"Vinyl Record Day - 'Mad Men' song"
"Cast Your Fate to the Wind, two versions"
"RFD Songs" and "Your Hit Parade"
"Hit Songs as both Vocal and Instrumental"
"Robert David Hall of CSI, plus the Belmonts without Dion"
"Cal Stewart's Uncle Josh Songs, & Andrews Sisters"
"The Collector's Edition T.A.M.I. Show"
"The Girl from the Next Farm Over" & "Tangerine Dream"
"Paul & Paula's "Hey Paula"
"'50s Rockers Ages" - "Songwriters Hall of Fame"
"Lyrics or Music" and "Billy Squier"
"Connie Francis, Neil Diamond, and David Gates"
"The High Numbers and Grading Vinyl"
"Willie Nelson duets"
"Don't Do It" by "Little Charlie and the Nightcats"
"Frank Sinatra Spectacular, with Johnny Carson"
"Sam & Dave Medley" and the knife in "Moody River"
"Love Will Keep Us Together" and "Same Old Fool"
"Tony Orlando or Bertell Dache?"
"Foreign language hit songs in the U.S."
"The Overlanders" and "All-male Top 10"
"Songs with a bullet" and the name "Browning"
"Yesterday and Today, Beatles - Song: Submarine Race"
"Elvis Presley songs based on classical pieces."
"Introducing the Beatles" album value
"Tchaikovsky's "Pathetique" & "I Belong to You" by Peggy Lee
"A Lovers Hymn" and Songs naming the 12 months
"This Old House," by Rosemary Clooney
"The Beverly Hillbillies" and "Petticoat Junction"
"Deana Martin", "Buchanan and Goodman"
"A Hard Day's Night" - Beatles
"British Christmas tunes" and "Fingertips Part 1"
"Backward tape technology" and "Rock Era Christmas tunes"
"Red Velvet Slippers" and "A Christmas Gift for You"
"Jerry Lee Lewis" and "See See Rider"
"Bonanza Theme Song"
"Come Softly to Me" by the Fleetwoods
Jerry Osborne answers as many questions as possible through this column.
Jerry's Question page: Ask your question here.
Write Jerry at: Box 255, Port Townsend, WA 98368
Visit his Web site: www.jerryosborne.com.
All values quoted in this column are for near-mint condition.
Copyright 2010 Osborne Enterprises- Reprinted By Permission
|- - For Links to - -|
Rock, Blues, Jazz, Country, Folk, Classical, and more,
Click Main Music Page below.
DigitalDreamDoor.com is to be used for
entertainment, educational, or research purposes only.

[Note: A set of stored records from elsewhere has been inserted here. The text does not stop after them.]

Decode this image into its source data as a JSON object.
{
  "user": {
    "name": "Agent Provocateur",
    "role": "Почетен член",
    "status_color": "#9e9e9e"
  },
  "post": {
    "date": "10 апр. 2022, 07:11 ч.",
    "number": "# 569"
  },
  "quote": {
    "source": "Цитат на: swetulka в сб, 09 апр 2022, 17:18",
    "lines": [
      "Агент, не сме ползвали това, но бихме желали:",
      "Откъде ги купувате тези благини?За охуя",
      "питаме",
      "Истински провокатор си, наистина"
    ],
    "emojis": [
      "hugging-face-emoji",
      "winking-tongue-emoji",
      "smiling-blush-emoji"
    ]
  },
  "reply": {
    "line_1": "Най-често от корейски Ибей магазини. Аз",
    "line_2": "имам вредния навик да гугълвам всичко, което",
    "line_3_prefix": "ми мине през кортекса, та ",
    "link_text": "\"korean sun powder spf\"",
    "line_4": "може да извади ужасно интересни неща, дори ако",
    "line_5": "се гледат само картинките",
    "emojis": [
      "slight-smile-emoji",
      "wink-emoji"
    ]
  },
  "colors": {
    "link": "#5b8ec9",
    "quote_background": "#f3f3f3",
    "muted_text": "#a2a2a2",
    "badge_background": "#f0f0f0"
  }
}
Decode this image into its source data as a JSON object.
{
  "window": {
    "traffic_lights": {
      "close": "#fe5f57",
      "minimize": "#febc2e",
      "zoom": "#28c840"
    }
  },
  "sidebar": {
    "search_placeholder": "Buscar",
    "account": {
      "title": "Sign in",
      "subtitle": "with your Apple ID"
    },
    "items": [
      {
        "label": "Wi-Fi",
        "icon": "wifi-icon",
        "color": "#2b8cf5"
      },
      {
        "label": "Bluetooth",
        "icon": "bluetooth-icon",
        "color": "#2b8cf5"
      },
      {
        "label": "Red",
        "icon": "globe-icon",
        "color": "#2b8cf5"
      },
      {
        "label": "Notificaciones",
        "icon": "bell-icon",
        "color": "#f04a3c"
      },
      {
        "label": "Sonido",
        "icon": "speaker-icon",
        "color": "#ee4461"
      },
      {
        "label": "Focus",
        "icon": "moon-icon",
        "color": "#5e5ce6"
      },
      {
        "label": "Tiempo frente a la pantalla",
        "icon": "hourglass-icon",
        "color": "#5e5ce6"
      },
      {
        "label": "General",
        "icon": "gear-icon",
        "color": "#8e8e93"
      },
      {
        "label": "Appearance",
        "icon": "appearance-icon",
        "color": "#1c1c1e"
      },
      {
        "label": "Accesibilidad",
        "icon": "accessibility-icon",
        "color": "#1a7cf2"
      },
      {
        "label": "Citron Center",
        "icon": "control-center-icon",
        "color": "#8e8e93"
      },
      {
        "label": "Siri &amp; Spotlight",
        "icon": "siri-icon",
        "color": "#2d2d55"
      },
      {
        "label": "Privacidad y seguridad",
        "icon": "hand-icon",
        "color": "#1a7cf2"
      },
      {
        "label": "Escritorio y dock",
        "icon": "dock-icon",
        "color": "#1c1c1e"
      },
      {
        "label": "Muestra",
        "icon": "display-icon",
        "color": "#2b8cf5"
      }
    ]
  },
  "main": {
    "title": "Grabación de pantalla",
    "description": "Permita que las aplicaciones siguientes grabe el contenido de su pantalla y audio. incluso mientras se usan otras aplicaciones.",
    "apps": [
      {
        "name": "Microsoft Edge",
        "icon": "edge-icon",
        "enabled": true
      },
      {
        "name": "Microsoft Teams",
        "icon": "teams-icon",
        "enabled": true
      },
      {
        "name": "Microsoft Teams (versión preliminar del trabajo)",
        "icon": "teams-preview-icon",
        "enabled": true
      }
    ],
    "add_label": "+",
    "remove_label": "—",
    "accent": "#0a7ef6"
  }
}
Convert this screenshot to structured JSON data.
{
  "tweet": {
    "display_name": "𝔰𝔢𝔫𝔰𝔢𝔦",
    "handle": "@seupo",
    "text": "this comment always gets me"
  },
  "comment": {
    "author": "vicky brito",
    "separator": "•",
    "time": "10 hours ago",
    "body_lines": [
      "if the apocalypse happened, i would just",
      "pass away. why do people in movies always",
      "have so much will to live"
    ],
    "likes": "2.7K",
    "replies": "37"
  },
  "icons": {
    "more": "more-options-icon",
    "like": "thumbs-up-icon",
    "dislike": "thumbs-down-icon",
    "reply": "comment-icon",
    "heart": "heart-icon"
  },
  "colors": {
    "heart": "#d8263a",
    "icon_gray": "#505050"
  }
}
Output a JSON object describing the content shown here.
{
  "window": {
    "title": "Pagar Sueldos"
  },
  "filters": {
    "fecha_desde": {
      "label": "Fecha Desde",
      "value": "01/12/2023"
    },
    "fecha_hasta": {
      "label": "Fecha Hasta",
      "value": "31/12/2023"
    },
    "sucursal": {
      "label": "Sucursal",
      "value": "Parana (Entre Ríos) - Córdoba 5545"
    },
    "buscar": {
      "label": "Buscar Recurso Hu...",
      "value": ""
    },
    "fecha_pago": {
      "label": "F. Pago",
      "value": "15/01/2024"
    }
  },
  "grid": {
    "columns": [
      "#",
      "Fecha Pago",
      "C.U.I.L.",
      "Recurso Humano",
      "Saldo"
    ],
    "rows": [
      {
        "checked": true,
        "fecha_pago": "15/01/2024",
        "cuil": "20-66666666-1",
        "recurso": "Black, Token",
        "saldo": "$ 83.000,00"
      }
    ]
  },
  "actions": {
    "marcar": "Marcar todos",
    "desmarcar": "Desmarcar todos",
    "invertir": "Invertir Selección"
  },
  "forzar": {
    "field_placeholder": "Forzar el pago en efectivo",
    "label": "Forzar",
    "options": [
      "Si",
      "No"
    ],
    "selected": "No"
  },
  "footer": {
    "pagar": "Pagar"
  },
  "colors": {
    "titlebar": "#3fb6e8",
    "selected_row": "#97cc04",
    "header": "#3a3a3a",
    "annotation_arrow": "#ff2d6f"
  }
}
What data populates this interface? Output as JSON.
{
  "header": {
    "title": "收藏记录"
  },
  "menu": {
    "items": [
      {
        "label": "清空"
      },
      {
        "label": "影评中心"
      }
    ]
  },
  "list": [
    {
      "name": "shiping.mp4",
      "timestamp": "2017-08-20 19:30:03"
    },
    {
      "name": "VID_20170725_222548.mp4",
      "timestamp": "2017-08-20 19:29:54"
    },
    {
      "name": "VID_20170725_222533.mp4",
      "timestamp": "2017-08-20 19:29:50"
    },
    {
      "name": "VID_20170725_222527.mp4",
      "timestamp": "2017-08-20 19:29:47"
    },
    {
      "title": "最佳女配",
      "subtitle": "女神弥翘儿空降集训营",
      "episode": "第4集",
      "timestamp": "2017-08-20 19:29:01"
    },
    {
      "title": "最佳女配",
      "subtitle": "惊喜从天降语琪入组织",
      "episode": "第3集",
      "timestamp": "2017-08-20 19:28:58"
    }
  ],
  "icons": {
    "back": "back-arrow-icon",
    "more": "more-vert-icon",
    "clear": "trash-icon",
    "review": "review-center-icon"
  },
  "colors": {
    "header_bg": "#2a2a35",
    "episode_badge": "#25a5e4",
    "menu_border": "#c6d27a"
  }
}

Copyright © 2010 - DigitalDreamDoor.com
All photos are property and copyright of their owners and are provided for educational purposes only.
This Ask "Mr. Music" page is only a part of DigitalDreamDoor.com. To view the Home page click